JusticeLink, a $48 million cutting-edge computer system, will be introduced into the District Court, allowing lawyers, prosecutors, judges and magistrates to conduct procedural hearings online.
Cutting out court appearances for preliminary procedural arguments and directions would make the system more efficient, saving time and money, Attorney-General John Hatzistergos said. While trials and committal hearings would continue to be held in courtrooms, simple procedural matters to be decided online would cut the need for parties to attend court.
"Traditionally, quite a few court appearances could be required to decide procedural matters before the hearing or trial could begin," Mr Hatzistergos. "JusticeLink will allow prosecutors and defence lawyers to log into a bulletin board, where they will type their arguments.
"The judge will be alerted to their posts by email and be able to log in and make determinations in real time. While the time-honoured traditions of our legal system will remain intact, JusticeLink will streamline the process, saving an enormous amount of time and money."
JusticeLink has been successfully trialled in the NSW Supreme Court - where it saved 167 court appearances - and will be rolled out to the District Court on February 11.
Within 12 months, the computer system is expected to be operating in every criminal and civil court in NSW, including 160 local courts. Mr Hatzistergos said JusticeLink was the first multi-jurisdictional court computer system in the world, and was already being used by nine law firms to file documents in court.

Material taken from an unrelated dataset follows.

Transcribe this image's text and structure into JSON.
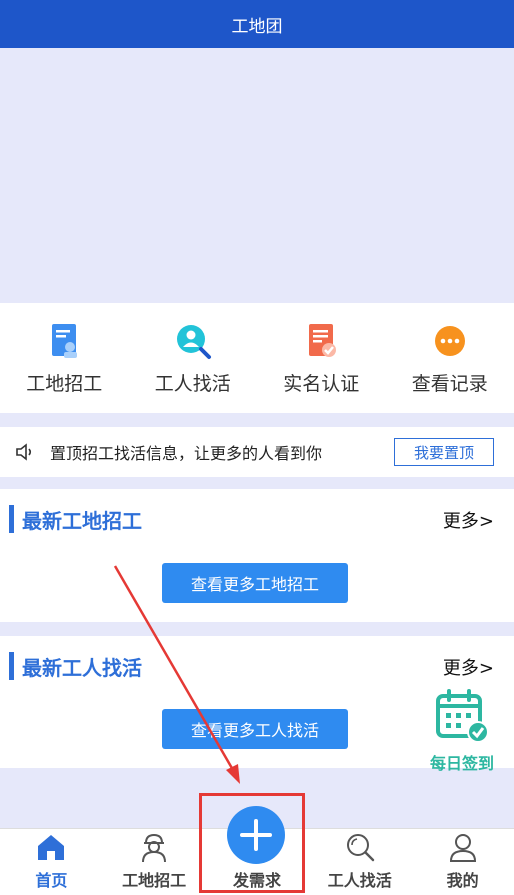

"Filing motions and evidence online means all the parties to proceedings can pull up information at the touch of a button," Mr Hatzistergos said.
"When it's fully implemented, JusticeLink will dramatically reduce the justice system's reliance on paper copies of documents."

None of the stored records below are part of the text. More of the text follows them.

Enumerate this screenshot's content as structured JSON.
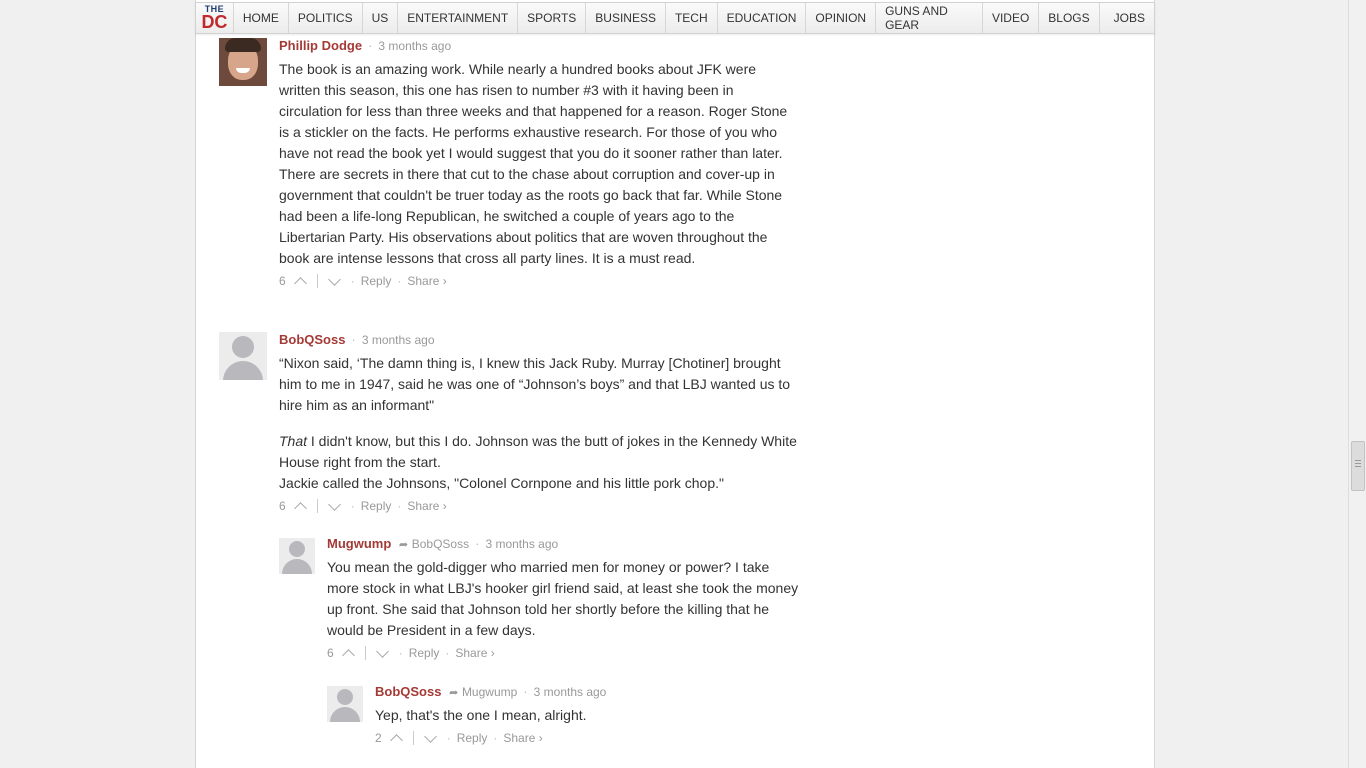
{
  "nav": {
    "logo_top": "THE",
    "logo_bottom": "DC",
    "items": [
      "HOME",
      "POLITICS",
      "US",
      "ENTERTAINMENT",
      "SPORTS",
      "BUSINESS",
      "TECH",
      "EDUCATION",
      "OPINION",
      "GUNS AND GEAR",
      "VIDEO",
      "BLOGS",
      "JOBS"
    ]
  },
  "comments": [
    {
      "author": "Phillip Dodge",
      "time": "3 months ago",
      "paragraphs": [
        "The book is an amazing work. While nearly a hundred books about JFK were written this season, this one has risen to number #3 with it having been in circulation for less than three weeks and that happened for a reason. Roger Stone is a stickler on the facts. He performs exhaustive research. For those of you who have not read the book yet I would suggest that you do it sooner rather than later. There are secrets in there that cut to the chase about corruption and cover-up in government that couldn't be truer today as the roots go back that far. While Stone had been a life-long Republican, he switched a couple of years ago to the Libertarian Party. His observations about politics that are woven throughout the book are intense lessons that cross all party lines. It is a must read."
      ],
      "votes": "6",
      "reply": "Reply",
      "share": "Share ›"
    },
    {
      "author": "BobQSoss",
      "time": "3 months ago",
      "p1": "“Nixon said, ‘The damn thing is, I knew this Jack Ruby. Murray [Chotiner] brought him to me in 1947, said he was one of “Johnson’s boys” and that LBJ wanted us to hire him as an informant\"",
      "p2_em": "That",
      "p2_rest": " I didn't know, but this I do. Johnson was the butt of jokes in the Kennedy White House right from the start.",
      "p3": "Jackie called the Johnsons, \"Colonel Cornpone and his little pork chop.\"",
      "votes": "6",
      "reply": "Reply",
      "share": "Share ›"
    },
    {
      "author": "Mugwump",
      "reply_to": "BobQSoss",
      "time": "3 months ago",
      "text": "You mean the gold-digger who married men for money or power? I take more stock in what LBJ's hooker girl friend said, at least she took the money up front. She said that Johnson told her shortly before the killing that he would be President in a few days.",
      "votes": "6",
      "reply": "Reply",
      "share": "Share ›"
    },
    {
      "author": "BobQSoss",
      "reply_to": "Mugwump",
      "time": "3 months ago",
      "text": "Yep, that's the one I mean, alright.",
      "votes": "2",
      "reply": "Reply",
      "share": "Share ›"
    }
  ]
}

NSW Director of Public Prosecutions staff, police and officers from the Corrective Services Department would be able to use the system to "discuss" bail court appearances. JusticeLink's delivery was delayed by six months because of what Mr Hatzistergos told Parliament in November were "complications" in the project.
NSW Law Society president Hugh Macken welcomed the extension of JusticeLink, but warned privacy needed to be protected.
"It presents an enormous opportunity to reduce costs and the bureaucracy associated with the registration and filing of court documents," he said. "There are unique challenges in respect to privacy and ensuring there is control over the documents."